How many lines in the listing below hold the word "title"? Answer with the number only.

▶ _MATERIALS PROVIDED_

☆ ☆ ☆ ☆

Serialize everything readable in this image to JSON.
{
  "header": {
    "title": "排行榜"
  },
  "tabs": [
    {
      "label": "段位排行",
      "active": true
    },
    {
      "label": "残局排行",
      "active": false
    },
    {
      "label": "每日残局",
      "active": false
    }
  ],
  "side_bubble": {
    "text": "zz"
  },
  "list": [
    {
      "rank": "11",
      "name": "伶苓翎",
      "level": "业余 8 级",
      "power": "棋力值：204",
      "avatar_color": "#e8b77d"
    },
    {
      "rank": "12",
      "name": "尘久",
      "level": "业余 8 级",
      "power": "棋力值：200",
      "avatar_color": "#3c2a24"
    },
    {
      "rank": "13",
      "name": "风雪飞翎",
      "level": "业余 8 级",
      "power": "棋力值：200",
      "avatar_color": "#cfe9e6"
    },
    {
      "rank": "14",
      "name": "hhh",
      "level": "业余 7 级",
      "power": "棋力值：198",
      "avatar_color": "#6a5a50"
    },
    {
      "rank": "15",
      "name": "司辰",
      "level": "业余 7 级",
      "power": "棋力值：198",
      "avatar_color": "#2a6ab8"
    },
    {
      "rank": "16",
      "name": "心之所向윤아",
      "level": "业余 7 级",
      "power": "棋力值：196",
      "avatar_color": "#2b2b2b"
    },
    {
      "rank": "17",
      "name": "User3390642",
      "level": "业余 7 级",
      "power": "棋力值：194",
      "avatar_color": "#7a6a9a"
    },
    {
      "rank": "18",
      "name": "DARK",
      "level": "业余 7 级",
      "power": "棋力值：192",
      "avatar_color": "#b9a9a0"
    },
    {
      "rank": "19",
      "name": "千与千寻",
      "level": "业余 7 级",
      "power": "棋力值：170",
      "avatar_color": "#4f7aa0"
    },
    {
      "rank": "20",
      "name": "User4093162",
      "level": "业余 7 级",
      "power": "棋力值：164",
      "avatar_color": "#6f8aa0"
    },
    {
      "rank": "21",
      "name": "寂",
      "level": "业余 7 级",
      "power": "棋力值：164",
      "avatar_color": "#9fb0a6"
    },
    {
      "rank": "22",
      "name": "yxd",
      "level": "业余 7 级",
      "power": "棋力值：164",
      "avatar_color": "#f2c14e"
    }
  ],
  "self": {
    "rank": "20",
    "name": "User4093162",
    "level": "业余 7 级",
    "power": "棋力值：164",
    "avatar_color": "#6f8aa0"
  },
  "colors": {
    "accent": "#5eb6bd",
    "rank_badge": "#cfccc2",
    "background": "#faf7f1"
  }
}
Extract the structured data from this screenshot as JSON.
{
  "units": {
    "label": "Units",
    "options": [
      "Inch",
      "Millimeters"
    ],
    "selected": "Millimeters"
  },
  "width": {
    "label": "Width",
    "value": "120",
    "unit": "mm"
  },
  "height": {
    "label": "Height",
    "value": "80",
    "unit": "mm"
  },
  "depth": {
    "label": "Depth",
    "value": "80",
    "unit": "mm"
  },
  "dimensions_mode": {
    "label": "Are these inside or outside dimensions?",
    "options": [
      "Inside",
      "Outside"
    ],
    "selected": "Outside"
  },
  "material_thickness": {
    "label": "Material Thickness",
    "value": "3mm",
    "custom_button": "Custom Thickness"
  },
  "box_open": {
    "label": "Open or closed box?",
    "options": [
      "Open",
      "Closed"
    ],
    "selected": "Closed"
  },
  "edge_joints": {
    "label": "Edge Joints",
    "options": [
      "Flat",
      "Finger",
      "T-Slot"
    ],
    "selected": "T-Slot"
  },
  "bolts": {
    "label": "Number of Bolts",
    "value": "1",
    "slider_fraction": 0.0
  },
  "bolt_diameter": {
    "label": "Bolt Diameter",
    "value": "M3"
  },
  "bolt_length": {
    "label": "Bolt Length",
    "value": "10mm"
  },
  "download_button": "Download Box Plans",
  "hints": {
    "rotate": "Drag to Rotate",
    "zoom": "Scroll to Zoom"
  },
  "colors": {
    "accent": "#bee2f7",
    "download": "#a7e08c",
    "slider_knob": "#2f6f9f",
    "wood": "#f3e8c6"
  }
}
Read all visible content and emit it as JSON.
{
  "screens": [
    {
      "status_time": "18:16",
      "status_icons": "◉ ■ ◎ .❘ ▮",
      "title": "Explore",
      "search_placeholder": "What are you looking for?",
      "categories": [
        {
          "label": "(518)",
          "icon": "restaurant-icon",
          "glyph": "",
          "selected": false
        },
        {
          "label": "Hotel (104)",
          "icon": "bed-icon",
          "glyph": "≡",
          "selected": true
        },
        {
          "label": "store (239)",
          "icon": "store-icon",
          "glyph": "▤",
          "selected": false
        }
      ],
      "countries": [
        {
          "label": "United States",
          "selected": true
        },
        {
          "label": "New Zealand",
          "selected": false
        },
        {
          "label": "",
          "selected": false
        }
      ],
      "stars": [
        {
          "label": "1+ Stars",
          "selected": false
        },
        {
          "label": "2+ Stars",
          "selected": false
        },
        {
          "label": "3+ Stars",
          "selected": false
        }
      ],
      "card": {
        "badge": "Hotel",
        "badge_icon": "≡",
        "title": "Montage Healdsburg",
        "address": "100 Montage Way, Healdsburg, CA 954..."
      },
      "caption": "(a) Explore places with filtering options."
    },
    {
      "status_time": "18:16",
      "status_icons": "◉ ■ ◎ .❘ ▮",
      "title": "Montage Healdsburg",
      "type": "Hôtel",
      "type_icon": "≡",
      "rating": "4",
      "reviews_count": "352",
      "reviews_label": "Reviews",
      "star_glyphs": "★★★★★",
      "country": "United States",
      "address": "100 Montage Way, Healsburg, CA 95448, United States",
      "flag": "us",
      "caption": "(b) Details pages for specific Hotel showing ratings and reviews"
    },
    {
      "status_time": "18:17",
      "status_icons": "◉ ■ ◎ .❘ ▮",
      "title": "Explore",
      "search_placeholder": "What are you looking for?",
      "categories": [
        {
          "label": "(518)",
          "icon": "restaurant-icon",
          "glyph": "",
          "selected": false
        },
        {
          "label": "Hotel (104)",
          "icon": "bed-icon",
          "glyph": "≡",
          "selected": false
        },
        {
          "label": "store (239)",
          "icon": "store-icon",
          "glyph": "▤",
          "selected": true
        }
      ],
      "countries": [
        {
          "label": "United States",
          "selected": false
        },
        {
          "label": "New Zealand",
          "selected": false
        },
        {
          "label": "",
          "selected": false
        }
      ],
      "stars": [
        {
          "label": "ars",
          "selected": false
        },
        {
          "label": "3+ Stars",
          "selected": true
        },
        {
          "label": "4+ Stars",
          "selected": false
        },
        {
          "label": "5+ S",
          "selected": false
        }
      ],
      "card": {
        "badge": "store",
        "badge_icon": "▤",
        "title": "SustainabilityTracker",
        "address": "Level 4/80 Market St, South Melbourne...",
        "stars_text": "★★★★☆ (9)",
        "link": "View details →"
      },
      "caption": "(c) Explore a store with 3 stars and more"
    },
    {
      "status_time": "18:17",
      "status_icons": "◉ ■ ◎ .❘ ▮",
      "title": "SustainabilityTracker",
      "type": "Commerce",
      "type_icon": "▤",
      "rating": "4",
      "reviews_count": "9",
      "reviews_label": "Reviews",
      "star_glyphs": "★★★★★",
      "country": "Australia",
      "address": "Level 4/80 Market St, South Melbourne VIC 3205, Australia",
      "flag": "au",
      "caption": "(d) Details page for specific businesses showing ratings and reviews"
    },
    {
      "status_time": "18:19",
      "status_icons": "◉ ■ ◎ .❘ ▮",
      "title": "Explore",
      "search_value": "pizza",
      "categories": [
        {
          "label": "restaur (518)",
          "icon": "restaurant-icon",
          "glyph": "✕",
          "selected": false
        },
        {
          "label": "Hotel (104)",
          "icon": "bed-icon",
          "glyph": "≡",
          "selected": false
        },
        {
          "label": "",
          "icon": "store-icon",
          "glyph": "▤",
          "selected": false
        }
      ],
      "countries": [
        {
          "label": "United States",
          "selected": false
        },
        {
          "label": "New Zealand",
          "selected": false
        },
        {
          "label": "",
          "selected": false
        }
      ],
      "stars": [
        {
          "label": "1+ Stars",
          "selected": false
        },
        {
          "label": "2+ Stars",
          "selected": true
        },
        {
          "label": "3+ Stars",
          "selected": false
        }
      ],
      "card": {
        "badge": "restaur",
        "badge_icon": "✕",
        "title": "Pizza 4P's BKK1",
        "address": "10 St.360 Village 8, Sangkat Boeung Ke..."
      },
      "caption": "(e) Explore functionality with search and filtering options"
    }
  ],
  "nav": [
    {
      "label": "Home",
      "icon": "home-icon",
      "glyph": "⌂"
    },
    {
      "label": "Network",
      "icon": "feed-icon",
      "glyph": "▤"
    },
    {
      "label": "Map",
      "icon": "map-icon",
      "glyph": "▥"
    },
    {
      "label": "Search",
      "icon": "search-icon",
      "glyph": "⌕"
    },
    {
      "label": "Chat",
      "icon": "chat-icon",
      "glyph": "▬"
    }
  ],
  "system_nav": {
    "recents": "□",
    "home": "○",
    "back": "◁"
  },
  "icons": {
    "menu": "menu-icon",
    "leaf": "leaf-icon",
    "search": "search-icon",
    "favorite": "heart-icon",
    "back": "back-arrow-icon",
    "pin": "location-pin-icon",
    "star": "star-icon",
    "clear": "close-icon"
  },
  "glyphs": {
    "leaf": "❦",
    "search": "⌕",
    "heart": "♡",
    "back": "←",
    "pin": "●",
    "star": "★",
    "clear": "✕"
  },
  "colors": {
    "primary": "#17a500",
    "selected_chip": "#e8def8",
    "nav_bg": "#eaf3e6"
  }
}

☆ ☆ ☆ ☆

▶ _TASK RESULT_
9